In a study that could annoy Democrats and perturb proponents of the “base election” theory, a centrist Democratic think tank is arguing that its party’s hold on the Senate hinges on political “moderates.”
Third Way, in a report set for release today, asserts not only that ideological moderates will determine control of the Senate in November, but that Democrats need to win more of these voters in 10 states with tossup Senate contests than do the Republicans. The think tank crunched exit polling data from recent presidential and midterm elections and concluded that Democrats face a significant challenge in their bid to retain their thin, four-seat Senate majority.
“Crucially for Democrats, they must garner a majority of moderates in nine of 10 toss-ups to win, and in seven of those the bar is even higher — Democrats must clear 60 percent [of moderates] to win,” Third Way policy advisers Michelle Diggles and Lanae Erickson write in the think tank’s report.
Third Way classifies 10 Senate races as Tossup; Roll Call currently rates eight races as Tossup.
From the outset of the 2012 cycle, Democratic control of the Senate has appeared jeopardized. Of the 33 seats up for election, the Republicans must defend only 10. However, the Democrats have recruited a strong contingent of top-tier candidates and exhibited considerable fundraising prowess. Races in conservative-leaning states that looked like sure pickups for the Republicans suddenly appear competitive. Meanwhile, the GOP has seen at least one retirement, in Maine, which put an almost-sure hold in play.
All of this has buoyed Democrats and led prognosticators to soften their predictions for a Senate power shift in the next Congress. But the Third Way study suggests that the Democrats’ Senate hurdles remain particularly acute and also challenges the analyses of political activists on both sides of the aisle who contend that elections are decided by base turnout and which party can do a better job of motivating partisans — not by voters in the middle.
The report also presents a warning to Republicans. They must be successful with ideological moderates in the 10 states with tossup Senate races to have a chance at winning control of the Senate, although less so compared to the Democrats.
Where is the moderate vote key for the Republicans? Not surprisingly, in Massachusetts, where Sen. Scott Brown (R) must win 58 percent of moderates to win on Nov. 6. Brown’s opponent, Harvard professor Elizabeth Warren, needs only 43 percent of moderates to win the election. In Hawaii, former Gov. Linda Lingle (R) needs 51 percent of the moderate vote. The eventual Democratic nominee in this open seat also needs 51 percent of moderates, although the Democrats clearly have the edge in this race.
But in the eight additional Senate tossup states as determined by Third Way, the think tank reports that it is the Democrats who must overperform with moderates.
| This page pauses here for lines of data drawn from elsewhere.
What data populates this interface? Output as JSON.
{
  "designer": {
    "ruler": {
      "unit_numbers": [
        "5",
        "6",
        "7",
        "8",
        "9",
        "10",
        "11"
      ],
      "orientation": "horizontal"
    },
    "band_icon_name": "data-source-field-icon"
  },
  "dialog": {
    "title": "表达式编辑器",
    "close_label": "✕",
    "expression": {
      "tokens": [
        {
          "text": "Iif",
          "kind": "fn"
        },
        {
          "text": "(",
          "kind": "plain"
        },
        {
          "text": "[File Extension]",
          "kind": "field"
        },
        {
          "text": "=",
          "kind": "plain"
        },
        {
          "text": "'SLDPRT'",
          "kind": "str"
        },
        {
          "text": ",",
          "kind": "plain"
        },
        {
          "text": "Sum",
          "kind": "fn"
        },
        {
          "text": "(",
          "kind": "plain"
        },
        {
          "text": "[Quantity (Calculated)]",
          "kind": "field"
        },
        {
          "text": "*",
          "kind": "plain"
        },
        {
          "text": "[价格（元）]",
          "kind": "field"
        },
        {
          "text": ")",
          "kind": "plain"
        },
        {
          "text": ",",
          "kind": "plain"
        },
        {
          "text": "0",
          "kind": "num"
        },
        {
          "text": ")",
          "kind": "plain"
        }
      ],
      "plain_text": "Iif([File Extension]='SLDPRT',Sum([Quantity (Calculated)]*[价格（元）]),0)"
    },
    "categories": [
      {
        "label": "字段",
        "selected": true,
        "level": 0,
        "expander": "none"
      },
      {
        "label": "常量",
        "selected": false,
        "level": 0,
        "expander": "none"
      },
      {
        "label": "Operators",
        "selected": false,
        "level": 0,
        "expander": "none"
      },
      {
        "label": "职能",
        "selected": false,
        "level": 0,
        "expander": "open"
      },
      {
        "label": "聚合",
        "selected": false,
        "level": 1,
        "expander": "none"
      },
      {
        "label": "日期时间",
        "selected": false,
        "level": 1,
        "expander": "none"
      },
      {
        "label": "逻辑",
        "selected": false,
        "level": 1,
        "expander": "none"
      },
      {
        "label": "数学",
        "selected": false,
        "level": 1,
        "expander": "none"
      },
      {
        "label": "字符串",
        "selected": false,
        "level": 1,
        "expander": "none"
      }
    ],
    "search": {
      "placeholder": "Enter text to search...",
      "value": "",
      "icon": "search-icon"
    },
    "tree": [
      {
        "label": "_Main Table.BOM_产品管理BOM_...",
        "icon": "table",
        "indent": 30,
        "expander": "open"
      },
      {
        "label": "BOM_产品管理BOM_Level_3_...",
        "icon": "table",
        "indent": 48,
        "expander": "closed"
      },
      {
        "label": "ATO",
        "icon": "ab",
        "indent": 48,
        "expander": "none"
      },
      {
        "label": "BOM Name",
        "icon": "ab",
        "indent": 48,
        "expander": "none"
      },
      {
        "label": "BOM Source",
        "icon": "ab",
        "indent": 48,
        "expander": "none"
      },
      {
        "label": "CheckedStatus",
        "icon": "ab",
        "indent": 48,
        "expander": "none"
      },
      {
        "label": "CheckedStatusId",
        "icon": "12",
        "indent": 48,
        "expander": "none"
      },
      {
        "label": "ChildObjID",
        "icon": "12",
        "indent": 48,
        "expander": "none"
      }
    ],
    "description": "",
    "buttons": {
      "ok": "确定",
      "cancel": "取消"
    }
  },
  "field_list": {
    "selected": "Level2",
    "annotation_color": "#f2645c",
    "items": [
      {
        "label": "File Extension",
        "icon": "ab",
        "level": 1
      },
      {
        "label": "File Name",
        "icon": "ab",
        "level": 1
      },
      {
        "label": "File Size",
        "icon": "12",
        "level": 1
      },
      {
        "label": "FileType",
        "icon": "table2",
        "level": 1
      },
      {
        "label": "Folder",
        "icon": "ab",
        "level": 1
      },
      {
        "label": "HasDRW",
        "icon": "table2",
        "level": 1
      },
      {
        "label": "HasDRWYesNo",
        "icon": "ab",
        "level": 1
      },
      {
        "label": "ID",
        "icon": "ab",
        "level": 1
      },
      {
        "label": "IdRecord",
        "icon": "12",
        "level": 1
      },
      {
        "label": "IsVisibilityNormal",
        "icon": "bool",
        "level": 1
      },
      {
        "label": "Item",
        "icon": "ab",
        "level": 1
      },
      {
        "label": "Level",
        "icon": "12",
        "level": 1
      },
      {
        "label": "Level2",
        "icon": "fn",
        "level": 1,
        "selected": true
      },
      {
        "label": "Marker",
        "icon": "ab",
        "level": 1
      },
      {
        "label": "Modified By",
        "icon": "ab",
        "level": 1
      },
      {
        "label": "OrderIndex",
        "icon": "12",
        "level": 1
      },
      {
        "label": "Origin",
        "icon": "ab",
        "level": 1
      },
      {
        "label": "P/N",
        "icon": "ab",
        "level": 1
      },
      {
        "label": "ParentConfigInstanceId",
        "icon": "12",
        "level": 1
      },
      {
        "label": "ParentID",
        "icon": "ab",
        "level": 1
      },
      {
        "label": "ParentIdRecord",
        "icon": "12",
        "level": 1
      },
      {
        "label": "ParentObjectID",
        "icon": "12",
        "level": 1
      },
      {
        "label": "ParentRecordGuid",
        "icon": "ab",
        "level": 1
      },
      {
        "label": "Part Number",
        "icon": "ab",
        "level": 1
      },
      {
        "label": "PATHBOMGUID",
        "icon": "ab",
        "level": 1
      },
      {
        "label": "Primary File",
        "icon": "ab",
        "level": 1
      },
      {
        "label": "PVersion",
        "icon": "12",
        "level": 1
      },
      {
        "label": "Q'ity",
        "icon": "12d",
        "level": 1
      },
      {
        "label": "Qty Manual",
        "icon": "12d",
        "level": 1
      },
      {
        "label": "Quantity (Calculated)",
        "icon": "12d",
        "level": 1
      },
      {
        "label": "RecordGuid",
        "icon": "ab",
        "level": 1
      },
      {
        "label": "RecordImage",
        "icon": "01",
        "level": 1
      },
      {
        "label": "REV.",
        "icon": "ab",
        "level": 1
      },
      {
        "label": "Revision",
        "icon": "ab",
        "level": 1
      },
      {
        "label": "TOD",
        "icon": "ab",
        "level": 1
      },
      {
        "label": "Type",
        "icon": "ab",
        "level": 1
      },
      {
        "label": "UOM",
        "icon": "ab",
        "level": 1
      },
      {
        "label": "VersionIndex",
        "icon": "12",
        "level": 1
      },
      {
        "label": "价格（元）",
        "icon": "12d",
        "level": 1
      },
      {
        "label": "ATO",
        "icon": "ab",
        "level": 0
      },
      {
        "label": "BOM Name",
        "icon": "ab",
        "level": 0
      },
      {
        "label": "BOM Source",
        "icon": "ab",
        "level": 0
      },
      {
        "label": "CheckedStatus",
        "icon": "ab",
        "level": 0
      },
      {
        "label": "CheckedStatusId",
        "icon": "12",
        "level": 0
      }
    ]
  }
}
In Indiana, where Democrats are enthusiastic about their prospects in the wake of Sen. Dick Lugar’s ouster in the GOP primary, Rep. Joe Donnelly, the Democratic nominee, must win 69 percent of the moderate votes. Indiana Treasurer Richard Mourdock, the GOP nominee, needs only 32 percent of moderates.
In Missouri, Sen. Claire McCaskill (D) needs 62 percent of moderates; the eventual Republican nominee needs 39 percent. In Montana, Sen. Jon Tester (D) needs 61 percent of moderates; Rep. Denny Rehberg (R) needs 40 percent. In Nevada, Rep. Shelley Berkley (D) needs 61 percent of moderates to oust appointed Sen. Dean Heller (R). In New Mexico, the eventual Democratic nominee needs 60 percent of moderates to hold this Democratic-held open seat; the eventual GOP nominee needs only 41 percent of moderates.
In North Dakota, where Democrats are optimistic about holding an open seat, former state Attorney General Heidi Heitkamp must win 65 percent of ideological moderates. Freshman Rep. Rick Berg (R) needs only 36 percent of this voting bloc. In the battleground of Virginia, ex-Democratic National Committee Chairman and former Gov. Tim Kaine (D) needs 60 percent of moderates. Former Gov. and ex-Sen. George Allen (R) needs 41 percent. In Wisconsin, where a Democratic-held seat is open, Rep. Tammy Baldwin (D) needs 56 percent of moderates; the eventual GOP nominee needs 44 percent.
According to the Third Way study, Democrats need and average of 59 percent of the moderate vote in the 10 Senate tossup states; Republicans need an average of 42 percent. “Looking at the 2006 exit polls, when these Senate seats were last in cycle, moderates were the plurality of voters,” Diggles and Erickson wrote in the study. “On average in these states, 47.3 percent of the electorate was moderate in 2006.”
The data suggest that the analysis, held in some quarters, that Republicans are in trouble with middle-of-the-road voters is misplaced in the context of the battle for the Senate.